Margaret Wittenmyer 

Margaret Wittenmyer

28.

Risks in commodity purchase contracts. Though commodity purchase contracts are commonly based on standard forms, such as those published by the North American Energy Standards Board (“NAESB”), several areas have potential for disputes. Such disputes are particularly common in downturns or in cases of pipeline transportation constraints, such as those currently affecting the Permian Basin. Disputes we have observed or advised clients about include where the contract price is benchmarked to an index, but that index ceases to be representative of market conditions at the delivery point. Even matters seemingly as simple as the “delivery point” specified in purchase contracts can give rise to litigation, particularly when the delivery point is drafted to include both a physical location and a pooling location on a pipeline—i.e. “the X interconnect on the Tennessee pipeline into the Zone 1 Leg 500 Pool.” Because gas delivered into a pool often is more valuable because transportation is free to other points within the pool, parties may dispute the meaning of the delivery point clause and whether it requires delivery into a pool. Finally, disputes can arise over the application of force majeure clauses to transportation or pipeline constraints. If not carefully drafted, a pipeline constraint or outage may not qualify as a force majeure event, contrary to the expectations of the parties.

 Cornelius Sweers Photo

Cornelius Sweers

29.

Title defects in Asset Purchase and Sale Agreements (“PSA”). Because title defects are often defined within share purchase agreements, disputes over title defects often hinge on the specific contractual language in a particular agreement. Multiple provisions within the contract often interact with each other to determine what constitutes a title defect, what exceptions are not title defects, and how damages related to defects should be calculated. It is important to carefully review the contract as a whole in dealing with title defect disputes. We have had experience defending against a multitude of title defect claims.

 

Kristina Vu

30.

Termination of Intra-EU bilateral investment treaties. In January 2019, the Member States of the European Union agreed to terminate all Intra-EU bilateral investment treaties (“BITs”) following the March 2018 decision of the Court of Justice of the EU in Achmea v. Slovak Republic (the “Achmea Judgment”) that the investment arbitration mechanism of the Netherlands-Slovakia BIT violates EU law. At least some Member States have taken the position that the Achmea Judgment should apply to the Energy Charter Treaty as well.
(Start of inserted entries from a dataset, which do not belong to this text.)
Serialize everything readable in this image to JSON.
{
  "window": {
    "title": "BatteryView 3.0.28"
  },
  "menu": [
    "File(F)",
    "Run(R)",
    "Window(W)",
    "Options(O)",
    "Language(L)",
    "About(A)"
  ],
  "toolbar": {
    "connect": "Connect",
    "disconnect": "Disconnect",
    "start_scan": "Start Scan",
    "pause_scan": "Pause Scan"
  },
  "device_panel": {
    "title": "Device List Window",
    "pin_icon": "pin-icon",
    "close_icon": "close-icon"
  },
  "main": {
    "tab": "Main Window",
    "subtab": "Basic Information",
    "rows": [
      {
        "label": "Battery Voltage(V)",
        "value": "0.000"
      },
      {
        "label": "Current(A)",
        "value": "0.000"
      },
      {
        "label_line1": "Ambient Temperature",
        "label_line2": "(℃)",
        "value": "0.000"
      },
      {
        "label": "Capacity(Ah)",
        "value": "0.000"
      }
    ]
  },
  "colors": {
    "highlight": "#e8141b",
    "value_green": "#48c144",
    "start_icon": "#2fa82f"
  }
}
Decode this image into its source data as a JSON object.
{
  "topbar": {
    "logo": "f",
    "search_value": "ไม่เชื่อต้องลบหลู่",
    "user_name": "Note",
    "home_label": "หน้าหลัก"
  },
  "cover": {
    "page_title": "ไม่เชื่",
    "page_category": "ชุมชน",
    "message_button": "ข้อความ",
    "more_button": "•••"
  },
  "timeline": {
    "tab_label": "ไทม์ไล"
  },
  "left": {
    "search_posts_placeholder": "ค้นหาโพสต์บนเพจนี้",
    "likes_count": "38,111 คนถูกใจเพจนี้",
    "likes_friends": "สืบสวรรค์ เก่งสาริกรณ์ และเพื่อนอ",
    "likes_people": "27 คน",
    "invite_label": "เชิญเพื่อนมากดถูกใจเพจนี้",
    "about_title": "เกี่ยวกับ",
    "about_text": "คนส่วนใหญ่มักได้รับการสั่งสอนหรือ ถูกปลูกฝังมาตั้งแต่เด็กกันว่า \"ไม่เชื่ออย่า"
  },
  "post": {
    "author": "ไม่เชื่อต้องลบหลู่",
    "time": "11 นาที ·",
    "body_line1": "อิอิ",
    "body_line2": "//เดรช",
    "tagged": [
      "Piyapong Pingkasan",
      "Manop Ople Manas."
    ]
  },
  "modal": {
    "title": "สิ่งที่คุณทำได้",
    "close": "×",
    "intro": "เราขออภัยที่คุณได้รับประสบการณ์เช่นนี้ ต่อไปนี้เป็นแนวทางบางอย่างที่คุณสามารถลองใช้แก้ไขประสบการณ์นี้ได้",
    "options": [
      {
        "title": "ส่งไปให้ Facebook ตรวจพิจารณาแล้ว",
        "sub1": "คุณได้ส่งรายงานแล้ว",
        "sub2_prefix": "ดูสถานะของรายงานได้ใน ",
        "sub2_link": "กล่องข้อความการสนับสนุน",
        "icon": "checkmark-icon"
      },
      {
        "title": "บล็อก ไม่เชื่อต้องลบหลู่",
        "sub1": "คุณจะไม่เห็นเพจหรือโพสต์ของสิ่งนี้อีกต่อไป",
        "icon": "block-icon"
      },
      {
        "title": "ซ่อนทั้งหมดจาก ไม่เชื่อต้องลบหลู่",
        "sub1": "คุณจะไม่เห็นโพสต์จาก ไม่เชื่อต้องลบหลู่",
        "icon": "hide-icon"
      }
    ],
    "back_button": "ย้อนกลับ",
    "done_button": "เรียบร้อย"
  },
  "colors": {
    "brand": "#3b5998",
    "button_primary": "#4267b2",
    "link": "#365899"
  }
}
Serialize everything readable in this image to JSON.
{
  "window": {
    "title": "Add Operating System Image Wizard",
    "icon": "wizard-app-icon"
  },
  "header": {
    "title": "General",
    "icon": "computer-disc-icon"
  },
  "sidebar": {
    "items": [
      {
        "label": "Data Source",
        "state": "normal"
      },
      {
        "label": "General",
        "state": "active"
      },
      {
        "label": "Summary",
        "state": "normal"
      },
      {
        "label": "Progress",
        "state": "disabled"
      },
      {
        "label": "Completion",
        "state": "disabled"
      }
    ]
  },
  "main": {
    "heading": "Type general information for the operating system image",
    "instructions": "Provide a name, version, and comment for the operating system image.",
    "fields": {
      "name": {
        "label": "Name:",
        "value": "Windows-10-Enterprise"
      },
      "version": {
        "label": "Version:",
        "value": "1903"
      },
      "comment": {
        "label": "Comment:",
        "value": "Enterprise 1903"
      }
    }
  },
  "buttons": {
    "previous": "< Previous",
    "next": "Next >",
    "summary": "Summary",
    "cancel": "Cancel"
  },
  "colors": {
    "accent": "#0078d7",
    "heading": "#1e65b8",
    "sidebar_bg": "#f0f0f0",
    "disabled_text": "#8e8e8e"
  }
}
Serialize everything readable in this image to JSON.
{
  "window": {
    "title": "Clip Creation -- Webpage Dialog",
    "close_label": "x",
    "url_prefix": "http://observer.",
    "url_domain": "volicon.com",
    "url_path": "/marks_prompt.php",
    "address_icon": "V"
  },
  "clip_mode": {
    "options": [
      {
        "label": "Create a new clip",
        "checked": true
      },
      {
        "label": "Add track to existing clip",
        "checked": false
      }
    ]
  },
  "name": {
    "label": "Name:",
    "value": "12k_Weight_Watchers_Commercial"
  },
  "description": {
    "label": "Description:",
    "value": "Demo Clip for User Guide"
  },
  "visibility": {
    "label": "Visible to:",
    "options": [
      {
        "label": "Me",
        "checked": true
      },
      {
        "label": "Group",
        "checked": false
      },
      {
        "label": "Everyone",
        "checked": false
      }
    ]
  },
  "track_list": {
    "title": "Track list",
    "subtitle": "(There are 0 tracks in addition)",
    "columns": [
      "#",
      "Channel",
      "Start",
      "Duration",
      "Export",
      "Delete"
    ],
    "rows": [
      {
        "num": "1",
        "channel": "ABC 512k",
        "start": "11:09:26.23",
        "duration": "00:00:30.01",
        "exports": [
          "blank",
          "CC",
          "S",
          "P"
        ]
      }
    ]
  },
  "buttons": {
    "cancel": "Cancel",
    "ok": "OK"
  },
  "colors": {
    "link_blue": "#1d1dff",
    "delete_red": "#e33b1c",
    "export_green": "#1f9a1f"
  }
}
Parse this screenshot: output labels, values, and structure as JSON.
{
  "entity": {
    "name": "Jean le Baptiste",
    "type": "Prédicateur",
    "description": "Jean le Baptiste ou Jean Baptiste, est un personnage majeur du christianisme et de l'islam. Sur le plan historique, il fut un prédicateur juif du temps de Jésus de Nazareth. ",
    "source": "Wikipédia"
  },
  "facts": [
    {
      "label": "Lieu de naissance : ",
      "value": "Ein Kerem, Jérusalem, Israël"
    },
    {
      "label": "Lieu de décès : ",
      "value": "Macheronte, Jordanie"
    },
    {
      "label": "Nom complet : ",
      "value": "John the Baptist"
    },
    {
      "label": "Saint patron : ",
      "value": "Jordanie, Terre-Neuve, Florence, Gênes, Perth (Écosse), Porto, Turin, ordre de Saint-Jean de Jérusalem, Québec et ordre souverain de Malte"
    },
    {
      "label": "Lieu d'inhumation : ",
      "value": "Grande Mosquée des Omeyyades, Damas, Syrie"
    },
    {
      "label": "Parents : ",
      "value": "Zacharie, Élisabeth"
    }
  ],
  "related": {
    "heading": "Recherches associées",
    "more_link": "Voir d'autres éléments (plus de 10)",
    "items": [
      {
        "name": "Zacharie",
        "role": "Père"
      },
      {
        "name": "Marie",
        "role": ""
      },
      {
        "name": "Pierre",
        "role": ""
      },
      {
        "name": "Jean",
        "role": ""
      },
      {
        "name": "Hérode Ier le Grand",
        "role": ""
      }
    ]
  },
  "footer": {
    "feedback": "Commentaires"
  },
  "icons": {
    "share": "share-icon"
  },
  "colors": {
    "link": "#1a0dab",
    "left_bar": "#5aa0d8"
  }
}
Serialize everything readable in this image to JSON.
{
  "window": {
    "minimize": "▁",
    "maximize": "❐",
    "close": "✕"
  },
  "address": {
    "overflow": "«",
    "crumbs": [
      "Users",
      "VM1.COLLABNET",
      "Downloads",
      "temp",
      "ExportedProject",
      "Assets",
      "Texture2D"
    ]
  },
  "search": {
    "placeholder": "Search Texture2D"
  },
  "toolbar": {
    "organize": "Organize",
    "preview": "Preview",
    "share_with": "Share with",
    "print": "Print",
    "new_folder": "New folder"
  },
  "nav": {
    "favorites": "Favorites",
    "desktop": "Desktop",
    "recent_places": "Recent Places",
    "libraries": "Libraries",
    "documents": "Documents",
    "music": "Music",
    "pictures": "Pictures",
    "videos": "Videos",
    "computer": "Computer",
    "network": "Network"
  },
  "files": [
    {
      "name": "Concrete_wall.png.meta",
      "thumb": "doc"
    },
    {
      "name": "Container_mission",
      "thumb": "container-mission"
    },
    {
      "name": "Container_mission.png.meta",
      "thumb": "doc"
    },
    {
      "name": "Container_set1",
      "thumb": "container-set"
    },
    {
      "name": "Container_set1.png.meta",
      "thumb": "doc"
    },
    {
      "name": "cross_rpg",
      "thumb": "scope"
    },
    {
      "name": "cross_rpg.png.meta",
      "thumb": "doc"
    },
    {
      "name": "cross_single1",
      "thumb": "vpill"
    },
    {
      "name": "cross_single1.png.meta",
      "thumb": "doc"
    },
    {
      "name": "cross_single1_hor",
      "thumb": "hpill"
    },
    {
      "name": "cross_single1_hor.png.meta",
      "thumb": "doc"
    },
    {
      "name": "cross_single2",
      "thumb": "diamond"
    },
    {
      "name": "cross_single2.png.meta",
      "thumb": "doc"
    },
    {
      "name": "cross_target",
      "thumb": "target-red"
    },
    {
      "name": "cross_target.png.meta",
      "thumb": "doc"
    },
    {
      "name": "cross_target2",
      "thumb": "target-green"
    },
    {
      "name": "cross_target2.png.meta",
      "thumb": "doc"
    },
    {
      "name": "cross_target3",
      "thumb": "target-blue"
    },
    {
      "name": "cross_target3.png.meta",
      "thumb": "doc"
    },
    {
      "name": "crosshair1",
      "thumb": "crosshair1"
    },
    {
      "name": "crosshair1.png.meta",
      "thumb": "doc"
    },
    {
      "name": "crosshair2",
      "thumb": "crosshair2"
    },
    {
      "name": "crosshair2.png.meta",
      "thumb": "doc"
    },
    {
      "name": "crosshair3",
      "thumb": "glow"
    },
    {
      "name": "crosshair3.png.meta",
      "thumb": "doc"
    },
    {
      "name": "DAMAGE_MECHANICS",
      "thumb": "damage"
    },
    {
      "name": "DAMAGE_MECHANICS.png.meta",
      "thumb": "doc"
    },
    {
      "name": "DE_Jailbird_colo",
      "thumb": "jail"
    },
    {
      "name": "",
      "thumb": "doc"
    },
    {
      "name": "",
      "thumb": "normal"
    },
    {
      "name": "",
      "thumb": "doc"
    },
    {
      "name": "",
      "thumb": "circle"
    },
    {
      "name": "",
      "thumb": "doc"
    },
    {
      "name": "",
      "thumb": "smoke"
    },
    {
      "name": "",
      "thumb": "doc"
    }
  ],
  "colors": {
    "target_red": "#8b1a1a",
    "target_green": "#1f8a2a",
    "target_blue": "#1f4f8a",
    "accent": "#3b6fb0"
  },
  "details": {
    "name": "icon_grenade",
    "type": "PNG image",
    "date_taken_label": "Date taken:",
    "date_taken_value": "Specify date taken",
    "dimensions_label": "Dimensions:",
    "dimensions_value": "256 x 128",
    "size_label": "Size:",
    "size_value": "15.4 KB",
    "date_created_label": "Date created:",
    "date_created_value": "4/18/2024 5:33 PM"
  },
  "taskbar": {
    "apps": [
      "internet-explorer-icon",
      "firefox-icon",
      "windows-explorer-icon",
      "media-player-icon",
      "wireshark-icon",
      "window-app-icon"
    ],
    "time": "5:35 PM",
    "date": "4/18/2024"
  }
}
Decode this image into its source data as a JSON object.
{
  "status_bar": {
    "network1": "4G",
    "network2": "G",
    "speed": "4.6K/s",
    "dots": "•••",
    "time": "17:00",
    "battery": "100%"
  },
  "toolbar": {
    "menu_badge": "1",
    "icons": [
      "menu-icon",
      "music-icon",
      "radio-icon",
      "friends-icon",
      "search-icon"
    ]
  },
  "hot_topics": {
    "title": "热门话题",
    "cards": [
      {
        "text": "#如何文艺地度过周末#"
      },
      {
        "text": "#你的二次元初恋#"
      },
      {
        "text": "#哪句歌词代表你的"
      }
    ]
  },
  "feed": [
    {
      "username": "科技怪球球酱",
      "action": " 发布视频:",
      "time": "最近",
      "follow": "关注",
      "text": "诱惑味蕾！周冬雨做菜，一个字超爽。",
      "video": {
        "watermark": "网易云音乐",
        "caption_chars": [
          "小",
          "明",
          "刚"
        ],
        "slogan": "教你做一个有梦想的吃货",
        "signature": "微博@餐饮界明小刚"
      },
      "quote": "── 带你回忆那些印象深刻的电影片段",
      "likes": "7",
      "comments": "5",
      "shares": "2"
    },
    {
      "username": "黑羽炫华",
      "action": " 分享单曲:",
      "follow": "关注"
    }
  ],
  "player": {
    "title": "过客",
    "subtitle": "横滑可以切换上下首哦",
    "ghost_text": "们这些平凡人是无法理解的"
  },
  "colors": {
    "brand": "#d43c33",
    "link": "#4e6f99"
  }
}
Those with energy investments subject to Intra-EU BITs, including non-EU investors holding investments through EU subsidiaries, should carefully review their arrangements and any applicable BITs to evaluate treaty protections available for potential claims.

Dustin Appel Photo 

Dustin Appel